_LISTED RECORDS:_
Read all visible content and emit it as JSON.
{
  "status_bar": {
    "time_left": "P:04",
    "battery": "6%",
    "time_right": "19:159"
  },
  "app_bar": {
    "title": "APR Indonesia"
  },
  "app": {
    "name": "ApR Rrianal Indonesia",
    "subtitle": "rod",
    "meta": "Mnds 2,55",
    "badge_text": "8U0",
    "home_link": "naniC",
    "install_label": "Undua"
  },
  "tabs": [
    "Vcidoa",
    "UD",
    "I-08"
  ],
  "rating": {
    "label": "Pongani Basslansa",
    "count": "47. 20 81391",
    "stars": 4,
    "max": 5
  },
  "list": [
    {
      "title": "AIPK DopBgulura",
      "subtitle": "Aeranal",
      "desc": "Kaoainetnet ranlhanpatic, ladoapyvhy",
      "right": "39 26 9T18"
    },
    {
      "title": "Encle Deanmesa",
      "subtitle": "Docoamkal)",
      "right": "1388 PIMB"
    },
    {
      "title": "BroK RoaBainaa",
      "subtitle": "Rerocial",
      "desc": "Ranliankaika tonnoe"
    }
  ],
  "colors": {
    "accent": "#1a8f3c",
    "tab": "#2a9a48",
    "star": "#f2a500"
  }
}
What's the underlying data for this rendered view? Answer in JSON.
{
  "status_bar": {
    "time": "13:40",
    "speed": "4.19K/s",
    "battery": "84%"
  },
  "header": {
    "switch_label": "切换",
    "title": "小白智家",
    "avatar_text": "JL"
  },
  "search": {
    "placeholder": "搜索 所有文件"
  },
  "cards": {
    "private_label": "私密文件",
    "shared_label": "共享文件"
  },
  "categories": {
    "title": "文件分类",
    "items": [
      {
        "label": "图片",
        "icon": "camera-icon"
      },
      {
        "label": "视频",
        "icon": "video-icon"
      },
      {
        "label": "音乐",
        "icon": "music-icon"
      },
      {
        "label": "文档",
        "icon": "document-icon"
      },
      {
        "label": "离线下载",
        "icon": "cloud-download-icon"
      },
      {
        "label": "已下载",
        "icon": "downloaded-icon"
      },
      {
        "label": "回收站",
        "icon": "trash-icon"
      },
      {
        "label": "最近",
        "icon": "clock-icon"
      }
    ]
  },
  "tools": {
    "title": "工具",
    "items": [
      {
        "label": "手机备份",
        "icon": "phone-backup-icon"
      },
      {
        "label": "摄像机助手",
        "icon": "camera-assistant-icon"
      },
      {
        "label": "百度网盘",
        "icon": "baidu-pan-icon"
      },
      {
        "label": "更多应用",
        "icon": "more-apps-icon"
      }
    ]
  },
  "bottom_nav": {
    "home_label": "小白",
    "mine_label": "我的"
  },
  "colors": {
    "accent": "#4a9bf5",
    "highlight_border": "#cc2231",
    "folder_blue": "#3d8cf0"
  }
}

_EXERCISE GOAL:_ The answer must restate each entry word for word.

_SOLUTION BELOW:_
Read all visible content and emit it as JSON.
{
  "status_bar": {
    "time_left": "P:04",
    "battery": "6%",
    "time_right": "19:159"
  },
  "app_bar": {
    "title": "APR Indonesia"
  },
  "app": {
    "name": "ApR Rrianal Indonesia",
    "subtitle": "rod",
    "meta": "Mnds 2,55",
    "badge_text": "8U0",
    "home_link": "naniC",
    "install_label": "Undua"
  },
  "tabs": [
    "Vcidoa",
    "UD",
    "I-08"
  ],
  "rating": {
    "label": "Pongani Basslansa",
    "count": "47. 20 81391",
    "stars": 4,
    "max": 5
  },
  "list": [
    {
      "title": "AIPK DopBgulura",
      "subtitle": "Aeranal",
      "desc": "Kaoainetnet ranlhanpatic, ladoapyvhy",
      "right": "39 26 9T18"
    },
    {
      "title": "Encle Deanmesa",
      "subtitle": "Docoamkal)",
      "right": "1388 PIMB"
    },
    {
      "title": "BroK RoaBainaa",
      "subtitle": "Rerocial",
      "desc": "Ranliankaika tonnoe"
    }
  ],
  "colors": {
    "accent": "#1a8f3c",
    "tab": "#2a9a48",
    "star": "#f2a500"
  }
}
What's the underlying data for this rendered view? Answer in JSON.
{
  "status_bar": {
    "time": "13:40",
    "speed": "4.19K/s",
    "battery": "84%"
  },
  "header": {
    "switch_label": "切换",
    "title": "小白智家",
    "avatar_text": "JL"
  },
  "search": {
    "placeholder": "搜索 所有文件"
  },
  "cards": {
    "private_label": "私密文件",
    "shared_label": "共享文件"
  },
  "categories": {
    "title": "文件分类",
    "items": [
      {
        "label": "图片",
        "icon": "camera-icon"
      },
      {
        "label": "视频",
        "icon": "video-icon"
      },
      {
        "label": "音乐",
        "icon": "music-icon"
      },
      {
        "label": "文档",
        "icon": "document-icon"
      },
      {
        "label": "离线下载",
        "icon": "cloud-download-icon"
      },
      {
        "label": "已下载",
        "icon": "downloaded-icon"
      },
      {
        "label": "回收站",
        "icon": "trash-icon"
      },
      {
        "label": "最近",
        "icon": "clock-icon"
      }
    ]
  },
  "tools": {
    "title": "工具",
    "items": [
      {
        "label": "手机备份",
        "icon": "phone-backup-icon"
      },
      {
        "label": "摄像机助手",
        "icon": "camera-assistant-icon"
      },
      {
        "label": "百度网盘",
        "icon": "baidu-pan-icon"
      },
      {
        "label": "更多应用",
        "icon": "more-apps-icon"
      }
    ]
  },
  "bottom_nav": {
    "home_label": "小白",
    "mine_label": "我的"
  },
  "colors": {
    "accent": "#4a9bf5",
    "highlight_border": "#cc2231",
    "folder_blue": "#3d8cf0"
  }
}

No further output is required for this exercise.